The author also breaks down the elements of battle in the war, noting the unusual fact that they were so frequent compared to other wars of the time, and so intense, and ponders how a single democratic society could produce such a ferocious intensity of war against itself. That indeed is one of the great questions he addresses, for Keegan has no hesitation in saying that the Civil War was “the most important ideological war in history.”
Hardcover Book : 416 pages
Publisher: Alfred A. Knopf, Inc./Random House ( October 20, 2009 )
Item #: 12-738277
Product Dimensions: 6.25 x 9.25 x 1.04inches
Product Weight: 25.0 ounces (View shipping rates and policies)
I must agree with all the other negative reviews of this book. It was repetitive, badly edited and full of factual errors. If WWI took place 60 years after the Civil War,as Keegan states in several places, then the First World War took place in the 1920's. Definetely do not invest in this book.
Reviewer: Brian S
This is a terrible book, as has been noted by other reviewer. This brings up two major concerns:
1. The only way that this book could get by BOMC 'experts' is that it was purchased blind and that is not good.
2. I have read Keegan's other books and am concerned about their reliability.
Yes, the reviews for this book have been almost universally negative. I still enjoy Keegan's writing style, and was delighted to attend a lecture he once gave at the Smithsonian several years ago. Still, he should stick to what he knows best: WW1 and WW2.

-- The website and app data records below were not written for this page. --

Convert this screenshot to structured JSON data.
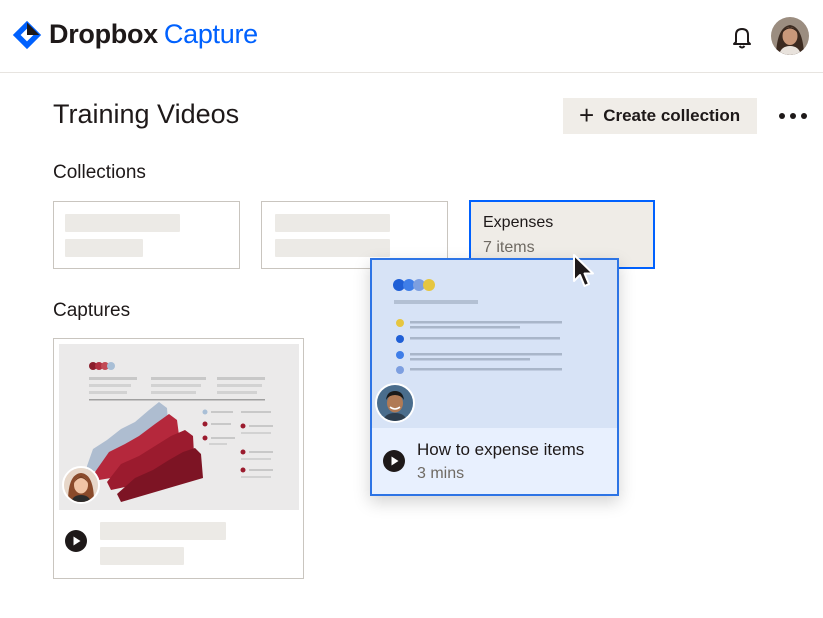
{
  "header": {
    "brand_primary": "Dropbox",
    "brand_secondary": "Capture",
    "brand_color": "#0061fe",
    "notification_icon": "bell-icon",
    "avatar_icon": "user-avatar"
  },
  "page": {
    "title": "Training Videos",
    "create_label": "Create collection",
    "create_icon": "plus-icon",
    "more_icon": "more-horizontal-icon"
  },
  "collections": {
    "label": "Collections",
    "items": [
      {
        "title": "Expenses",
        "subtitle": "7 items"
      }
    ]
  },
  "captures": {
    "label": "Captures"
  },
  "dragged_capture": {
    "title": "How to expense items",
    "subtitle": "3 mins",
    "play_icon": "play-icon",
    "accent": "#2d74e5"
  }
}
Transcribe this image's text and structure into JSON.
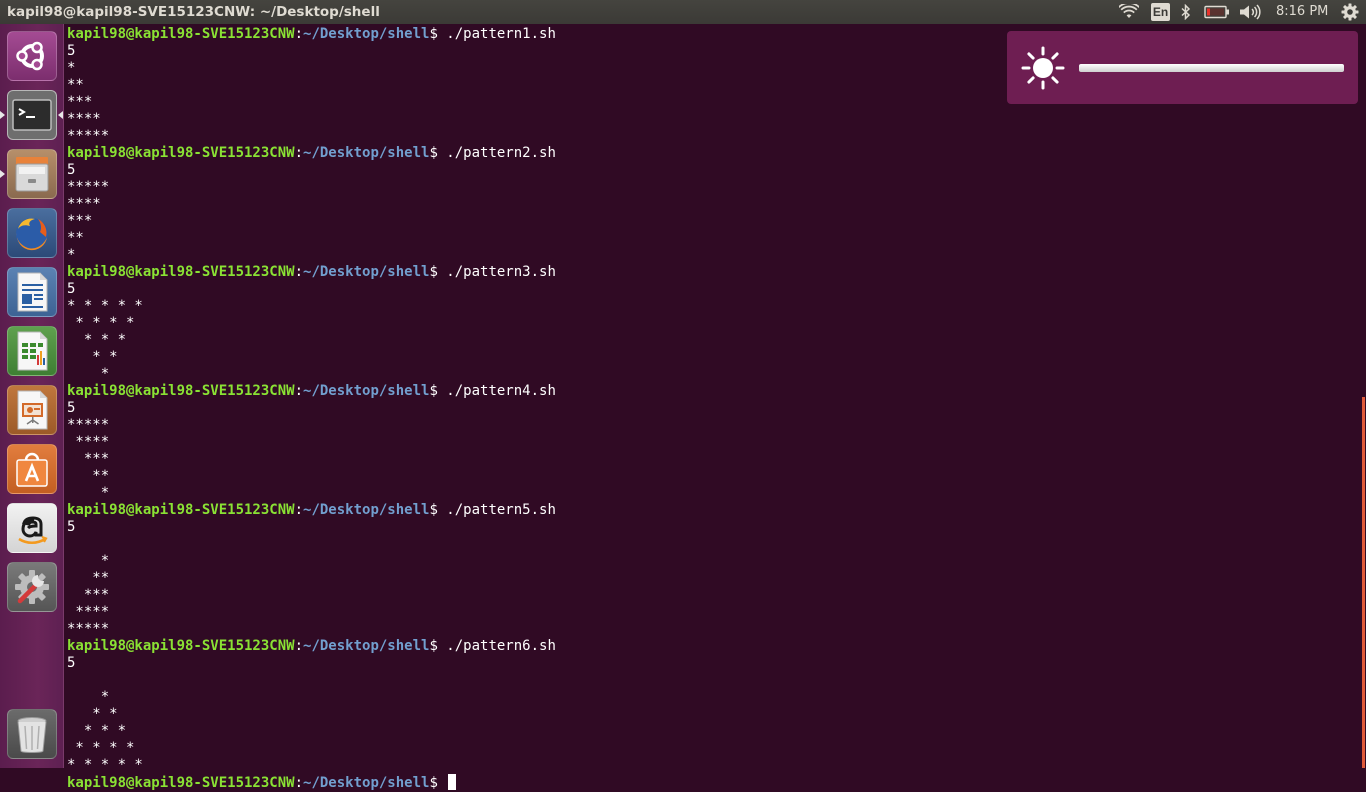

Reviewer: Mike L
I cast my vote together with William Davis above and Benet E. below. The book is characteristic of Keegan's later work, and reminds me in tone and perspective of his "The Second World War." It's a bit dry at times and professorial, but detached and authoritative. The errors in fact (I've noticed them in some of his other books) are less interesting to me than his perceptive observations about the course and conduct of the war, as seen from a European distance and placed in the context of the preceding Napoleonic conflicts and the succeeding industrial slaughter of the First World War, which the Civil War resembled and anticipated in many respects. He is less interested in the face of Civil War battles (to borrow his phrase) than in narrating a broad overview of the campaigns which serves as a platform for his comparisons and observations. This may not stir the pulse of those who prefer a more exciting, emotive blow-by-blow but it works for me. He is a big fan of Grant, and his chapter on Grant in "The Mask of Command" is well worth (re)reading. He scorecard on Civil War generalship is just about right, and it is no disrespect to Lee or Jackson to say that that they lacked Grant's strategic grasp of the new style of warfare of the emerging industrial war. (Of course, Grant was our greatest general, bar none--except Washington and, maybe, Nathaniel Greene).
Reviewer: William P
I too was disappointed and disturbed by numerous factual errors indicative perhaps of some sloppy proof-reading. For instance, on page 213, I was surprised to read of FitzJohn Porter's fleet being involved in Grant's operation against Vicksburg. FitzJohn was of course an Army Officer, his cousin David Dixon Porter was the one involved in operations against Vicksburg. Similarly on one page he describes the reorganization of Lee's army following Jackson's death as putting AP Hill in command of II Corps and Ewell in III Corps.
If he gets the little details wrong, how much confidence am I supposed to have in the bigger concepts he sets forth?
Reviewer: Thomas C